The U.S. military is facing fresh concerns over its ability to fulfil operational obligations after it was revealed Tuesday in a Military News report that budget cuts have left the Navy without enough ships to take Marines to global hot spots. The revelation, which comes amid conflict over the national defense budget between the White House and Congress over how the Pentagon’s budget should be constructed, could force the Marines to either hitch rides on foreign ships or borrow them.
The Navy currently has 31 amphibious assaults ships, but needs as many as 38 in order to react to increased global obligations, in particular North Africa. But because of current budget constraints the Navy won’t be able to reach that number for another 13 years.
"Ceding our amphibious ships to other countries -- it's almost silly and I can't believe it is even an option for the Navy," said Rep. Duncan Hunter, R-Calif., who served as a Marine in Iraq. "Now we are going to have to ask other countries, much less financially stable countries than America, to loan us their ships so that we can base our Marines on their ships. It's almost embarrassing."
Jim Webb, former Secretary of the Navy under President Ronald Reagan until 1988, said that the Navy was too small, noting that when he left the job the total amount of ships was 568. That figure has more than halved to 280 today. "We are a maritime nation, and we communicate across the world through our sea services, and ... the size of the Navy right now is way too low," said Webb, who was a Marine infantry officer in Vietnam.
The U.S. Navy, however, has said that the move has less do with not having enough ships and more aimed at improving interoberability with its allies, including NATO. “It’s always encouraging to be able to work with our allies and I would encourage increasing our interoperability,” said U.S. Navy Cmdr. William Marks, Chief of Navy Media. “With the inclusion of the joint high speed vessel, mobile landing platform and a float forward staging base, the navy is well positioned to meet marine corps needs.”
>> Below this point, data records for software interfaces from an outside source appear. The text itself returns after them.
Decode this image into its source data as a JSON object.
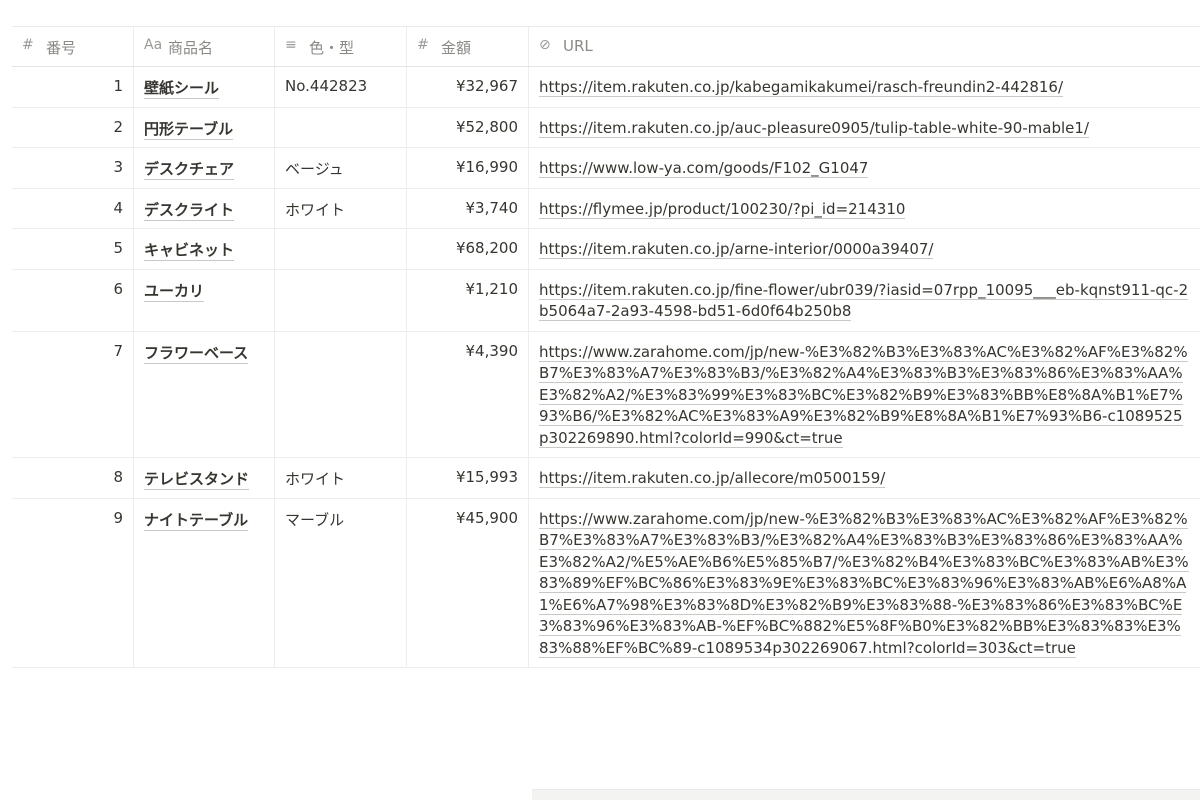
{
  "columns": {
    "num": {
      "label": "番号",
      "icon": "#"
    },
    "name": {
      "label": "商品名",
      "icon": "Aa"
    },
    "color": {
      "label": "色・型",
      "icon": "≡"
    },
    "price": {
      "label": "金額",
      "icon": "#"
    },
    "url": {
      "label": "URL",
      "icon": "⊘"
    }
  },
  "rows": [
    {
      "num": "1",
      "name": "壁紙シール",
      "color": "No.442823",
      "price": "¥32,967",
      "url": "https://item.rakuten.co.jp/kabegamikakumei/rasch-freundin2-442816/"
    },
    {
      "num": "2",
      "name": "円形テーブル",
      "color": "",
      "price": "¥52,800",
      "url": "https://item.rakuten.co.jp/auc-pleasure0905/tulip-table-white-90-mable1/"
    },
    {
      "num": "3",
      "name": "デスクチェア",
      "color": "ベージュ",
      "price": "¥16,990",
      "url": "https://www.low-ya.com/goods/F102_G1047"
    },
    {
      "num": "4",
      "name": "デスクライト",
      "color": "ホワイト",
      "price": "¥3,740",
      "url": "https://flymee.jp/product/100230/?pi_id=214310"
    },
    {
      "num": "5",
      "name": "キャビネット",
      "color": "",
      "price": "¥68,200",
      "url": "https://item.rakuten.co.jp/arne-interior/0000a39407/"
    },
    {
      "num": "6",
      "name": "ユーカリ",
      "color": "",
      "price": "¥1,210",
      "url": "https://item.rakuten.co.jp/fine-flower/ubr039/?iasid=07rpp_10095___eb-kqnst911-qc-2b5064a7-2a93-4598-bd51-6d0f64b250b8"
    },
    {
      "num": "7",
      "name": "フラワーベース",
      "color": "",
      "price": "¥4,390",
      "url": "https://www.zarahome.com/jp/new-%E3%82%B3%E3%83%AC%E3%82%AF%E3%82%B7%E3%83%A7%E3%83%B3/%E3%82%A4%E3%83%B3%E3%83%86%E3%83%AA%E3%82%A2/%E3%83%99%E3%83%BC%E3%82%B9%E3%83%BB%E8%8A%B1%E7%93%B6/%E3%82%AC%E3%83%A9%E3%82%B9%E8%8A%B1%E7%93%B6-c1089525p302269890.html?colorId=990&ct=true"
    },
    {
      "num": "8",
      "name": "テレビスタンド",
      "color": "ホワイト",
      "price": "¥15,993",
      "url": "https://item.rakuten.co.jp/allecore/m0500159/"
    },
    {
      "num": "9",
      "name": "ナイトテーブル",
      "color": "マーブル",
      "price": "¥45,900",
      "url": "https://www.zarahome.com/jp/new-%E3%82%B3%E3%83%AC%E3%82%AF%E3%82%B7%E3%83%A7%E3%83%B3/%E3%82%A4%E3%83%B3%E3%83%86%E3%83%AA%E3%82%A2/%E5%AE%B6%E5%85%B7/%E3%82%B4%E3%83%BC%E3%83%AB%E3%83%89%EF%BC%86%E3%83%9E%E3%83%BC%E3%83%96%E3%83%AB%E6%A8%A1%E6%A7%98%E3%83%8D%E3%82%B9%E3%83%88-%E3%83%86%E3%83%BC%E3%83%96%E3%83%AB-%EF%BC%882%E5%8F%B0%E3%82%BB%E3%83%83%E3%83%88%EF%BC%89-c1089534p302269067.html?colorId=303&ct=true"
    }
  ]
}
Part of the reasoning for this new approach is because of the new nature of disaster response and warfare. Marines are increasingly working in smaller numbers, far removed from the days of the Afghanistan and Iraq war when Marine Corp would be operating in the thousands. But to avoid using large amphibious assault vessels for just a small number of marines, the U.S. Navy and the Marine Corps have been looking at other options, including placing marines on allied ships that are already operating in the region.
And while the Marine corps is yet to comment on any specific plans to use foreign ships, the issue of not having enough amphibious assault vessels is unlikely to be solved anytime soon.
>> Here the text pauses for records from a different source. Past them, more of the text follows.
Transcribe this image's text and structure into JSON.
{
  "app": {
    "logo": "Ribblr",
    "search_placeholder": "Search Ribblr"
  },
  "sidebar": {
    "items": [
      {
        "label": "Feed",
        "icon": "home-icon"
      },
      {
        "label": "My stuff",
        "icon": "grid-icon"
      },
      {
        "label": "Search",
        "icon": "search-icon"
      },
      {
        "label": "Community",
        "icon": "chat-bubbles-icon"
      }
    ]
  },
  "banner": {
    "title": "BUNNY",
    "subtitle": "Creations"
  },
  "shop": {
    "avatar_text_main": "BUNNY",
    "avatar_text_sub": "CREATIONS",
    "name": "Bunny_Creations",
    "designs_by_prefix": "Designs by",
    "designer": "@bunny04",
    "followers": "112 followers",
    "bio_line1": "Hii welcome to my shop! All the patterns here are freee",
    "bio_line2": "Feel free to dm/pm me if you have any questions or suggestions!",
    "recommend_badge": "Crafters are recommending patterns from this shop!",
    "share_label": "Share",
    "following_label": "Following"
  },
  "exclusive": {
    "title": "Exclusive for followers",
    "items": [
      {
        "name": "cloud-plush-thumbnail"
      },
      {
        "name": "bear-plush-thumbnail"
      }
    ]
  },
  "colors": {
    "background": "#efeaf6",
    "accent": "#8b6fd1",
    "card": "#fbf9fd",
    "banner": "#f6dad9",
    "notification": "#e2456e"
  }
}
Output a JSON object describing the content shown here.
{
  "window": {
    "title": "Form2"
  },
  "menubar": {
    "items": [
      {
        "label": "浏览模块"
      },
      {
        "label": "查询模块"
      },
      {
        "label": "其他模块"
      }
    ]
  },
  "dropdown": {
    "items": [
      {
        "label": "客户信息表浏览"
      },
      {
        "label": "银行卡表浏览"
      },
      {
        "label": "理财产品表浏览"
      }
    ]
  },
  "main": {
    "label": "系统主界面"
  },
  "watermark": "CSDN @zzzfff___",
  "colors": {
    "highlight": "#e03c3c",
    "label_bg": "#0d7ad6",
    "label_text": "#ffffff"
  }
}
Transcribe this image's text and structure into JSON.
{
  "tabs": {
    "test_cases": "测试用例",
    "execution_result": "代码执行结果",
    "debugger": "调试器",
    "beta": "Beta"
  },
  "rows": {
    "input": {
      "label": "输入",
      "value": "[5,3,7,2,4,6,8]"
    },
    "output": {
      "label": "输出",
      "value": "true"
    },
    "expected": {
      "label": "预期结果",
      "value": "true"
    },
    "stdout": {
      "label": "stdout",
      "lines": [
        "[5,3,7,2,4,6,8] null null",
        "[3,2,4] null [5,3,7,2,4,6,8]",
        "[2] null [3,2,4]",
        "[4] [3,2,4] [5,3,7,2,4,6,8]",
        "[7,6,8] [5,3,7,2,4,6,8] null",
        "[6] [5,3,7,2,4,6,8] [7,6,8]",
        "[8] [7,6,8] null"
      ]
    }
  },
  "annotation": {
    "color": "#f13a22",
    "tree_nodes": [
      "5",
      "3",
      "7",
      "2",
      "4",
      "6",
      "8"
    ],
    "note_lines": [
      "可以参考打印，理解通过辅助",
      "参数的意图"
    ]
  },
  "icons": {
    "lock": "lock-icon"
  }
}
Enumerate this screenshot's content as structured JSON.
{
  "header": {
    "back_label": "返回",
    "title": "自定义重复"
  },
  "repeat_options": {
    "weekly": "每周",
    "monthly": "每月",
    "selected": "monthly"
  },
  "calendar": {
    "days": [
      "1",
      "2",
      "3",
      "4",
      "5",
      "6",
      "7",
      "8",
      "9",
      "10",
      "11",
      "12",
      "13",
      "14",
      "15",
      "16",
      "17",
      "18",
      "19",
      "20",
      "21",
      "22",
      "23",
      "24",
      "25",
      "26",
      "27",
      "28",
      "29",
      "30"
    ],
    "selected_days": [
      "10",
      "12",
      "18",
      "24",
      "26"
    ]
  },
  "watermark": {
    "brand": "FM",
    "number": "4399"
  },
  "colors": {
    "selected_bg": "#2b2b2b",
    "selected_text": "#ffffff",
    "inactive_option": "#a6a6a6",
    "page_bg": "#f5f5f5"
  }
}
The U.S. National Defense Authorization Act, also known as the defense budget, has passed without fail for the past 53 years. However, under forced defense spending caps agreed in 2011 and delayed until 2016, next year’s budget has put the White House and Congress at odds and may see the bill fail.
The White House wants to break spending caps for normal military spending and eliminate what’s known as the Overseas Contingency Operations Fund, or war fund – which is traditionally a fund that is used to fight official wars oversees and is exempt from spending limits. At its peak in 2007 it was at $211 billion. In the past it has been used by Congress to fund defense items that didn’t make it into the defense budget.
Congress, through the House and Senate Armed Service Committees, has voted to stay under the forced spending caps of $499 billion but wants to set the war fund at $89 billion to ensure it can pay for everything the military needs. If this version of the bill is presented to the White House, President Barack Obama has already said he will veto it because it would be unfair to other government departments that the Defense Department will be partially funded using a fund that does not adhere to spending limits.